1Department of General Surgery, All India Institute of Medical Sciences, Bhubaneswar, Odisha, India
2Department of Pathology, All India Institute of Medical Sciences, Bhubaneswar, Odisha, India
3Department of Radio-Diagnosis, All India Institute of Medical Sciences, Bhubaneswar, Odisha, India

Received 24 July 2015; Accepted 17 September 2015

Academic Editor: Christophoros Foroulis

Copyright © 2015 Satyajit Rath et al. This is an open access article distributed under the Creative Commons Attribution License, which permits unrestricted use, distribution, and reproduction in any medium, provided the original work is properly cited.
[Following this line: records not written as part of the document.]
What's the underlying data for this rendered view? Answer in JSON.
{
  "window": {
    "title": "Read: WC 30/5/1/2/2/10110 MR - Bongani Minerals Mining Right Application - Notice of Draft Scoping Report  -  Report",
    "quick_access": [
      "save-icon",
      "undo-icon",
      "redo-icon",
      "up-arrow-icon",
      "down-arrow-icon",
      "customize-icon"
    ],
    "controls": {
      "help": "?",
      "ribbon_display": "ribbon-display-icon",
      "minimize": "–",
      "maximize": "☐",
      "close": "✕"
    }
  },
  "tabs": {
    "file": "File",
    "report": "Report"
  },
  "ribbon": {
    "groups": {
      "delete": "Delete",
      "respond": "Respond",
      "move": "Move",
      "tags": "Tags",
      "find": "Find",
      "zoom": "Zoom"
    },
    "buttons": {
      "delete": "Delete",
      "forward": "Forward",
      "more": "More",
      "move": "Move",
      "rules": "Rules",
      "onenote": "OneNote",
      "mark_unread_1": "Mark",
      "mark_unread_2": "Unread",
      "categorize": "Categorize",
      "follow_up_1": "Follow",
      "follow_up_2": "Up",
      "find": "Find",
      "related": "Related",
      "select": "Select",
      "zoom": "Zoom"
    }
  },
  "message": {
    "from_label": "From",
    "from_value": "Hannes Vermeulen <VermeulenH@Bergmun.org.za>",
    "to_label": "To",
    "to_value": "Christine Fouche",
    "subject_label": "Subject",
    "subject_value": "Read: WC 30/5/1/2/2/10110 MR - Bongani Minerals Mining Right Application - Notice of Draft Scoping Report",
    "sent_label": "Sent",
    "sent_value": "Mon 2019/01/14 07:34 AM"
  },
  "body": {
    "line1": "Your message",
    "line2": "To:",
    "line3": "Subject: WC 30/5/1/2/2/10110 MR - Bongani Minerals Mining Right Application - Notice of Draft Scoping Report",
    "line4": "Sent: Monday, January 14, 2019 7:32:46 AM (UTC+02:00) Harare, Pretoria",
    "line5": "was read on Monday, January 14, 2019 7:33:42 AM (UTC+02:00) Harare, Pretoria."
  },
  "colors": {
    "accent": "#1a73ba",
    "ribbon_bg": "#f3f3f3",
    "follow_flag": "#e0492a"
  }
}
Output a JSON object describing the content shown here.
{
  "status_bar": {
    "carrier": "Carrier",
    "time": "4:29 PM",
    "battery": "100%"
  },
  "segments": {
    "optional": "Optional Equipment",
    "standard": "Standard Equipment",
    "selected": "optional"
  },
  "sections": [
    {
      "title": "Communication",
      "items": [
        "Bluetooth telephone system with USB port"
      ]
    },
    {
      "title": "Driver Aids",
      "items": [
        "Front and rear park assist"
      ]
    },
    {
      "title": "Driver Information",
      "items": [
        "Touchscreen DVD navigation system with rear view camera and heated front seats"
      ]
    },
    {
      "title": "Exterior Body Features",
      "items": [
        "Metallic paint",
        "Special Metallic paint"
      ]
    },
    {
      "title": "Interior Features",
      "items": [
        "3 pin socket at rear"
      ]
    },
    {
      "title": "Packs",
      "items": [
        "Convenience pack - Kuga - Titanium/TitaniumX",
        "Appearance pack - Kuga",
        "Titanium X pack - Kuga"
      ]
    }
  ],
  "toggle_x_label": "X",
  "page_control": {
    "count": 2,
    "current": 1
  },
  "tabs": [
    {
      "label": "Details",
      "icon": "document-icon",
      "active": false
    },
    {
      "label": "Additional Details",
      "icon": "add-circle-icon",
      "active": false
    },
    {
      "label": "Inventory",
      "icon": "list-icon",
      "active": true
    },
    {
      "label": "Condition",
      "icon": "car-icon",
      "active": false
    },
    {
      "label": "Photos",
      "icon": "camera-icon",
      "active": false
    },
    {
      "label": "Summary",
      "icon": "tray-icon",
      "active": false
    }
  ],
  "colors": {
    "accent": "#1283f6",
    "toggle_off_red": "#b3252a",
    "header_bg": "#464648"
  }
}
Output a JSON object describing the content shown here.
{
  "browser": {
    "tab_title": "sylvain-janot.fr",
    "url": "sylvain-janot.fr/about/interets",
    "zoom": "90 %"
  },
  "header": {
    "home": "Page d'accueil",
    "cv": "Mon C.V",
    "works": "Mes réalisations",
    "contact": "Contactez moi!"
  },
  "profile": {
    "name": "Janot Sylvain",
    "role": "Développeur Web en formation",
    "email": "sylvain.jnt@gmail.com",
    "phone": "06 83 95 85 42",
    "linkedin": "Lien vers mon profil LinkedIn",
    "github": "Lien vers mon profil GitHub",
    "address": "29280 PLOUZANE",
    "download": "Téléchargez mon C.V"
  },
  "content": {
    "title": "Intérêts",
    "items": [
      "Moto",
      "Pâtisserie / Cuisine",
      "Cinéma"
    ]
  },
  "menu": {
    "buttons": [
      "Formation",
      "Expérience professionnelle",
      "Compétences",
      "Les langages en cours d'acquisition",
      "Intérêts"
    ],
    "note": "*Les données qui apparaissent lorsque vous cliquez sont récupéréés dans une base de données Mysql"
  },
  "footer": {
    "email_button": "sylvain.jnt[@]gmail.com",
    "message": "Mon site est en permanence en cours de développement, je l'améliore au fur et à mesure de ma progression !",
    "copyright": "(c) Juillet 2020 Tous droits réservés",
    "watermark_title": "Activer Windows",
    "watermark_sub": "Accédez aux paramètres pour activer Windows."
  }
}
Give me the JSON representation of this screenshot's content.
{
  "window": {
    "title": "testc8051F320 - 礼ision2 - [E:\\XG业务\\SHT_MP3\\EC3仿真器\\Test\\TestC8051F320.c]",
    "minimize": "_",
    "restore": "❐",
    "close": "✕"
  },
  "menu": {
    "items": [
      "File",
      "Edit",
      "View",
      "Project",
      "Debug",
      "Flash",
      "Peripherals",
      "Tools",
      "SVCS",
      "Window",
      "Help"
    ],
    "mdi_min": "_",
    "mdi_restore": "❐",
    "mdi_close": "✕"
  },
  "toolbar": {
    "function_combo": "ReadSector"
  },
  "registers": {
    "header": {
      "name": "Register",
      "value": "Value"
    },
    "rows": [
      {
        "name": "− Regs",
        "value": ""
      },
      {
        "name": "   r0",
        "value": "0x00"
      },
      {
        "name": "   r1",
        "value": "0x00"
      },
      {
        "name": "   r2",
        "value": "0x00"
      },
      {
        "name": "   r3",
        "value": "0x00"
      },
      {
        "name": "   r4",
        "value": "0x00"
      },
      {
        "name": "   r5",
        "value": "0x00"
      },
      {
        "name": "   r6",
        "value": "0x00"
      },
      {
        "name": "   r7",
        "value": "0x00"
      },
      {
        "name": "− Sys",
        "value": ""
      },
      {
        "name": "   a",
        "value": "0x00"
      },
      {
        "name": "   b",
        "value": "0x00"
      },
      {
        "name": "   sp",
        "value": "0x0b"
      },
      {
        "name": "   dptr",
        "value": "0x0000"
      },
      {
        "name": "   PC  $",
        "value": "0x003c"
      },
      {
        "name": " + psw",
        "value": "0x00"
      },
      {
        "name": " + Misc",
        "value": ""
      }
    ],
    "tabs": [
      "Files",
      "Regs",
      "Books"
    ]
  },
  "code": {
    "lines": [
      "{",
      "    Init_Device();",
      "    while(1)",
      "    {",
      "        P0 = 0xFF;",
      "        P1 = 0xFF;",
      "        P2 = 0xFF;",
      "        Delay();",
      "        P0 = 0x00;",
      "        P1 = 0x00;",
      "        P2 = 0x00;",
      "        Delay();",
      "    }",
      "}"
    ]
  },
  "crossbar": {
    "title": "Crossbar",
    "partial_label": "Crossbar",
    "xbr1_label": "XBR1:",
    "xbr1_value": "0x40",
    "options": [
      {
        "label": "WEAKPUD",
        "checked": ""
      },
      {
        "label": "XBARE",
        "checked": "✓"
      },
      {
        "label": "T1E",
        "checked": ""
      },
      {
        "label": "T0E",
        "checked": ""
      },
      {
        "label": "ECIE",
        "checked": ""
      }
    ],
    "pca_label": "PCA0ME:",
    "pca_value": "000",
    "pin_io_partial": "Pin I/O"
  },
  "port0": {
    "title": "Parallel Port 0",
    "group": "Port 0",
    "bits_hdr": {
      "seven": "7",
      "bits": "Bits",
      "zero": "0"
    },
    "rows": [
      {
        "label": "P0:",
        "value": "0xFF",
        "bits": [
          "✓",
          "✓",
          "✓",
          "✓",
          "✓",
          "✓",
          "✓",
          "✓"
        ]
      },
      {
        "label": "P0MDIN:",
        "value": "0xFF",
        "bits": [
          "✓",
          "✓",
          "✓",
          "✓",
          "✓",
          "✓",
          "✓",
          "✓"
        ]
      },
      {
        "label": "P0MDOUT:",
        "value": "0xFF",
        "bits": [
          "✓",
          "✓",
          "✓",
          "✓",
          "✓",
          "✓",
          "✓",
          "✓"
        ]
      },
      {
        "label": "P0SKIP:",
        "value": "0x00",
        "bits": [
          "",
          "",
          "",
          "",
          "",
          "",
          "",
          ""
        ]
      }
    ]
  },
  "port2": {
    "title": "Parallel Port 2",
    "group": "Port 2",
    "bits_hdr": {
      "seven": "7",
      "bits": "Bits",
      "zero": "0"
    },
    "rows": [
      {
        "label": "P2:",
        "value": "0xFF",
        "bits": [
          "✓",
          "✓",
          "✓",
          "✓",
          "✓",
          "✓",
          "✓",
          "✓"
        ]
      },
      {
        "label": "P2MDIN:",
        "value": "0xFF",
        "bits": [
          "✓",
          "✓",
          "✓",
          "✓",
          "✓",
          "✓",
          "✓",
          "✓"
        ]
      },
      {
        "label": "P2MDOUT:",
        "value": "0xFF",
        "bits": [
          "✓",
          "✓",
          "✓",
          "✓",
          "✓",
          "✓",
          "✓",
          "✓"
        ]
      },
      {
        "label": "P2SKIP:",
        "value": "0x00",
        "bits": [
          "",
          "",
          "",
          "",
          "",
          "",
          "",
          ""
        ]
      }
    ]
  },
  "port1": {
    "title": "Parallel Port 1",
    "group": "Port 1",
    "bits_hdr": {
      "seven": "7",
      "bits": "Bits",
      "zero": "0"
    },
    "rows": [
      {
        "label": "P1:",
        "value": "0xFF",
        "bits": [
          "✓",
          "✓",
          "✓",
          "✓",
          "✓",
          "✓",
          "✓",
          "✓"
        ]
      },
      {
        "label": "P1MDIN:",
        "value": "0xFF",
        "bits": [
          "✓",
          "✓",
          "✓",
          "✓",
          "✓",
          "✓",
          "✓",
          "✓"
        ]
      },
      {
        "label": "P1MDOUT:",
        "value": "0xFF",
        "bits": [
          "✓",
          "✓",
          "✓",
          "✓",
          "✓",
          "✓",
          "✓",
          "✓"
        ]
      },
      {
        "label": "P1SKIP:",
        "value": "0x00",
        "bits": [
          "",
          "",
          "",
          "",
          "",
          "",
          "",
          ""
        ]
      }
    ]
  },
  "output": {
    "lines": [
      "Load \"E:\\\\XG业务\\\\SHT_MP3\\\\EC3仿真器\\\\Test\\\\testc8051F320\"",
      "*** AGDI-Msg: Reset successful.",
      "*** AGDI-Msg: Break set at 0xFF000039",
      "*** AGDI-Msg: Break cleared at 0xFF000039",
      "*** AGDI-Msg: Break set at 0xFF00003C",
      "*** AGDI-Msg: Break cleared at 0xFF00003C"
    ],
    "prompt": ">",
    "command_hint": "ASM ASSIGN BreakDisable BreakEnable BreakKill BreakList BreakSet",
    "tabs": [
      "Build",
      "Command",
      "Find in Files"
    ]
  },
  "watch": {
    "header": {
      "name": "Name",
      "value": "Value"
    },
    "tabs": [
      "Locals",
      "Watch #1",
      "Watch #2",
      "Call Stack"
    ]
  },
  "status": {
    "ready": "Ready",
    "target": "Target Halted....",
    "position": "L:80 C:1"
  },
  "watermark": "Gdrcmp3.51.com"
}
Abstract

Ancient schwannoma is an uncommon variant of schwannoma, a benign tumor arising from the nerve sheath. It is reported to arise from any nerves except optic and olfactory. However, only six cases of ancient schwannomas arising from ansa cervicalis nerve have been reported to date in English literature. Proper preoperative evaluation is necessary to rule out other causes of neck mass such as thyroid lesions, lymphadenopathy, and carotid body tumor. We report a case of ancient schwannoma arising from the ansa cervicalis nerve. The origin of the lesion from ansa cervicalis was confirmed by intraoperative finding. Postoperative histopathological examination revealed degenerative changes including pleomorphism, cellular atypia, large nuclei with prominent nucleoli, and paucity of mitotic figures. Periphery of the mass showed nuclear palisading with characteristic verocay bodies. Immunohistochemical evaluation for S-100 showed diffuse positivity of the tumor cells, thereby confirming the diagnosis of schwannoma. We consider that schwannoma of cervical region can have origin from any nerve and should try to identify the origin pre- and intraoperatively. The postoperative complications depend on the nerve of origin and the precision of the surgery performed.